→ **Work instructions**: An exact repetition of the data is required; no picture should appear in it.

→ **Records provided**:
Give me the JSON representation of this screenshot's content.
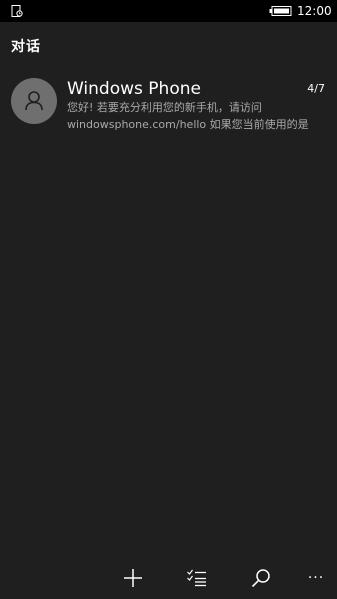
{
  "status_bar": {
    "time": "12:00"
  },
  "header": {
    "title": "对话"
  },
  "conversations": [
    {
      "name": "Windows Phone",
      "date": "4/7",
      "preview_line1": "您好! 若要充分利用您的新手机，请访问",
      "preview_line2": "windowsphone.com/hello  如果您当前使用的是"
    }
  ],
  "app_bar": {
    "new_icon": "plus-icon",
    "select_icon": "select-list-icon",
    "search_icon": "search-icon",
    "more_label": "···"
  },
  "colors": {
    "background": "#1f1f1f",
    "status_bar": "#000000",
    "avatar": "#6f6f6f",
    "secondary_text": "#a9a9a9"
  }
}
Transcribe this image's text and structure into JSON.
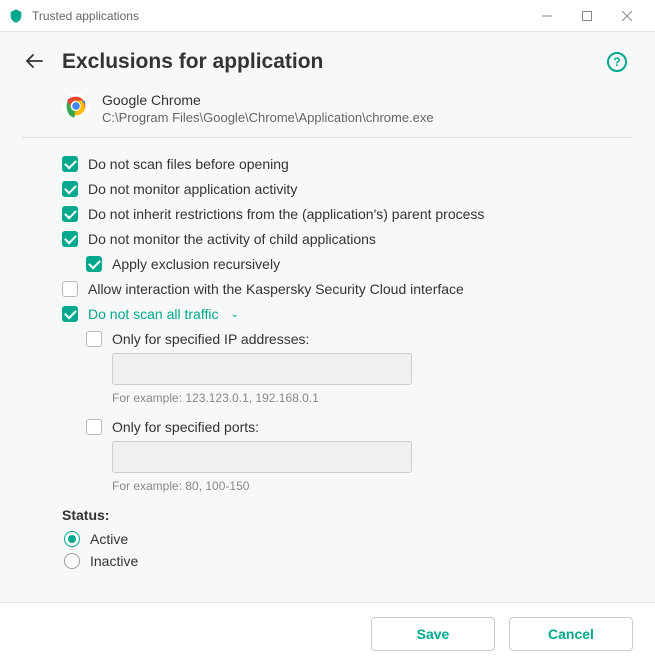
{
  "titlebar": {
    "title": "Trusted applications"
  },
  "header": {
    "title": "Exclusions for application"
  },
  "app": {
    "name": "Google Chrome",
    "path": "C:\\Program Files\\Google\\Chrome\\Application\\chrome.exe"
  },
  "options": {
    "scan_before_opening": {
      "label": "Do not scan files before opening",
      "checked": true
    },
    "monitor_activity": {
      "label": "Do not monitor application activity",
      "checked": true
    },
    "inherit_restrictions": {
      "label": "Do not inherit restrictions from the (application's) parent process",
      "checked": true
    },
    "monitor_child": {
      "label": "Do not monitor the activity of child applications",
      "checked": true
    },
    "apply_recursively": {
      "label": "Apply exclusion recursively",
      "checked": true
    },
    "allow_interaction": {
      "label": "Allow interaction with the Kaspersky Security Cloud interface",
      "checked": false
    },
    "scan_traffic": {
      "label": "Do not scan all traffic",
      "checked": true
    }
  },
  "traffic": {
    "ip": {
      "label": "Only for specified IP addresses:",
      "checked": false,
      "value": "",
      "hint": "For example: 123.123.0.1, 192.168.0.1"
    },
    "ports": {
      "label": "Only for specified ports:",
      "checked": false,
      "value": "",
      "hint": "For example: 80, 100-150"
    }
  },
  "status": {
    "label": "Status:",
    "active": {
      "label": "Active",
      "selected": true
    },
    "inactive": {
      "label": "Inactive",
      "selected": false
    }
  },
  "footer": {
    "save": "Save",
    "cancel": "Cancel"
  }
}
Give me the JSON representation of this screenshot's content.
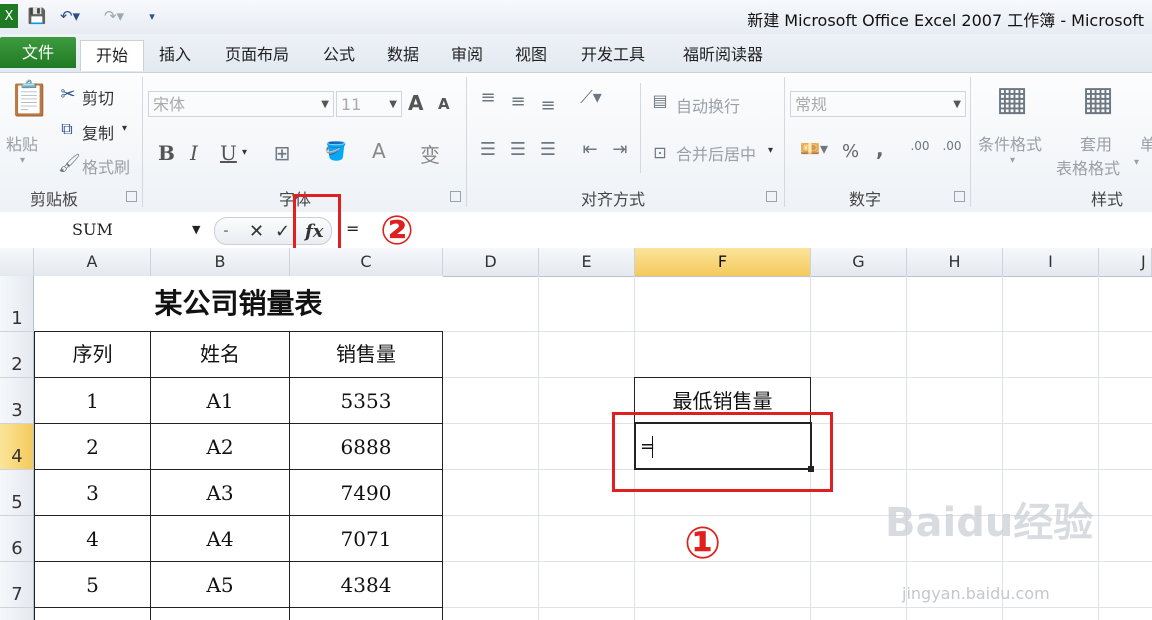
{
  "window": {
    "title": "新建 Microsoft Office Excel 2007 工作簿 - Microsoft"
  },
  "tabs": {
    "file": "文件",
    "items": [
      "开始",
      "插入",
      "页面布局",
      "公式",
      "数据",
      "审阅",
      "视图",
      "开发工具",
      "福昕阅读器"
    ]
  },
  "ribbon": {
    "clipboard": {
      "paste": "粘贴",
      "cut": "剪切",
      "copy": "复制",
      "format_painter": "格式刷",
      "label": "剪贴板"
    },
    "font": {
      "name": "宋体",
      "size": "11",
      "bold": "B",
      "italic": "I",
      "underline": "U",
      "grow": "A",
      "shrink": "A",
      "color_a": "A",
      "phonetic": "变",
      "label": "字体"
    },
    "alignment": {
      "wrap": "自动换行",
      "merge": "合并后居中",
      "label": "对齐方式"
    },
    "number": {
      "format": "常规",
      "percent": "%",
      "comma": ",",
      "label": "数字"
    },
    "styles": {
      "conditional": "条件格式",
      "table_line1": "套用",
      "table_line2": "表格格式",
      "cell_partial": "单",
      "label": "样式"
    }
  },
  "formula_bar": {
    "name_box": "SUM",
    "cancel": "✕",
    "enter": "✓",
    "fx": "fx",
    "content": "="
  },
  "annotations": {
    "one": "①",
    "two": "②"
  },
  "grid": {
    "columns": [
      "A",
      "B",
      "C",
      "D",
      "E",
      "F",
      "G",
      "H",
      "I",
      "J"
    ],
    "rows": [
      "1",
      "2",
      "3",
      "4",
      "5",
      "6",
      "7"
    ],
    "selected_column": "F",
    "selected_row": "4"
  },
  "sheet": {
    "title": "某公司销量表",
    "headers": [
      "序列",
      "姓名",
      "销售量"
    ],
    "rows": [
      [
        "1",
        "A1",
        "5353"
      ],
      [
        "2",
        "A2",
        "6888"
      ],
      [
        "3",
        "A3",
        "7490"
      ],
      [
        "4",
        "A4",
        "7071"
      ],
      [
        "5",
        "A5",
        "4384"
      ]
    ],
    "f3_label": "最低销售量",
    "f4_value": "="
  },
  "watermark": {
    "brand": "Baidu经验",
    "url": "jingyan.baidu.com"
  }
}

→ **Solution for this exercise**:
Give me the JSON representation of this screenshot's content.
{
  "status_bar": {
    "time": "12:00"
  },
  "header": {
    "title": "对话"
  },
  "conversations": [
    {
      "name": "Windows Phone",
      "date": "4/7",
      "preview_line1": "您好! 若要充分利用您的新手机，请访问",
      "preview_line2": "windowsphone.com/hello  如果您当前使用的是"
    }
  ],
  "app_bar": {
    "new_icon": "plus-icon",
    "select_icon": "select-list-icon",
    "search_icon": "search-icon",
    "more_label": "···"
  },
  "colors": {
    "background": "#1f1f1f",
    "status_bar": "#000000",
    "avatar": "#6f6f6f",
    "secondary_text": "#a9a9a9"
  }
}
Transcribe this image's text and structure into JSON.
{
  "titlebar": {
    "title": "Trusted applications"
  },
  "header": {
    "title": "Exclusions for application"
  },
  "app": {
    "name": "Google Chrome",
    "path": "C:\\Program Files\\Google\\Chrome\\Application\\chrome.exe"
  },
  "options": {
    "scan_before_opening": {
      "label": "Do not scan files before opening",
      "checked": true
    },
    "monitor_activity": {
      "label": "Do not monitor application activity",
      "checked": true
    },
    "inherit_restrictions": {
      "label": "Do not inherit restrictions from the (application's) parent process",
      "checked": true
    },
    "monitor_child": {
      "label": "Do not monitor the activity of child applications",
      "checked": true
    },
    "apply_recursively": {
      "label": "Apply exclusion recursively",
      "checked": true
    },
    "allow_interaction": {
      "label": "Allow interaction with the Kaspersky Security Cloud interface",
      "checked": false
    },
    "scan_traffic": {
      "label": "Do not scan all traffic",
      "checked": true
    }
  },
  "traffic": {
    "ip": {
      "label": "Only for specified IP addresses:",
      "checked": false,
      "value": "",
      "hint": "For example: 123.123.0.1, 192.168.0.1"
    },
    "ports": {
      "label": "Only for specified ports:",
      "checked": false,
      "value": "",
      "hint": "For example: 80, 100-150"
    }
  },
  "status": {
    "label": "Status:",
    "active": {
      "label": "Active",
      "selected": true
    },
    "inactive": {
      "label": "Inactive",
      "selected": false
    }
  },
  "footer": {
    "save": "Save",
    "cancel": "Cancel"
  }
}
Give me the JSON representation of this screenshot's content.
{
  "window": {
    "title": "新建 Microsoft Office Excel 2007 工作簿 - Microsoft"
  },
  "tabs": {
    "file": "文件",
    "items": [
      "开始",
      "插入",
      "页面布局",
      "公式",
      "数据",
      "审阅",
      "视图",
      "开发工具",
      "福昕阅读器"
    ]
  },
  "ribbon": {
    "clipboard": {
      "paste": "粘贴",
      "cut": "剪切",
      "copy": "复制",
      "format_painter": "格式刷",
      "label": "剪贴板"
    },
    "font": {
      "name": "宋体",
      "size": "11",
      "bold": "B",
      "italic": "I",
      "underline": "U",
      "grow": "A",
      "shrink": "A",
      "color_a": "A",
      "phonetic": "变",
      "label": "字体"
    },
    "alignment": {
      "wrap": "自动换行",
      "merge": "合并后居中",
      "label": "对齐方式"
    },
    "number": {
      "format": "常规",
      "percent": "%",
      "comma": ",",
      "label": "数字"
    },
    "styles": {
      "conditional": "条件格式",
      "table_line1": "套用",
      "table_line2": "表格格式",
      "cell_partial": "单",
      "label": "样式"
    }
  },
  "formula_bar": {
    "name_box": "SUM",
    "cancel": "✕",
    "enter": "✓",
    "fx": "fx",
    "content": "="
  },
  "annotations": {
    "one": "①",
    "two": "②"
  },
  "grid": {
    "columns": [
      "A",
      "B",
      "C",
      "D",
      "E",
      "F",
      "G",
      "H",
      "I",
      "J"
    ],
    "rows": [
      "1",
      "2",
      "3",
      "4",
      "5",
      "6",
      "7"
    ],
    "selected_column": "F",
    "selected_row": "4"
  },
  "sheet": {
    "title": "某公司销量表",
    "headers": [
      "序列",
      "姓名",
      "销售量"
    ],
    "rows": [
      [
        "1",
        "A1",
        "5353"
      ],
      [
        "2",
        "A2",
        "6888"
      ],
      [
        "3",
        "A3",
        "7490"
      ],
      [
        "4",
        "A4",
        "7071"
      ],
      [
        "5",
        "A5",
        "4384"
      ]
    ],
    "f3_label": "最低销售量",
    "f4_value": "="
  },
  "watermark": {
    "brand": "Baidu经验",
    "url": "jingyan.baidu.com"
  }
}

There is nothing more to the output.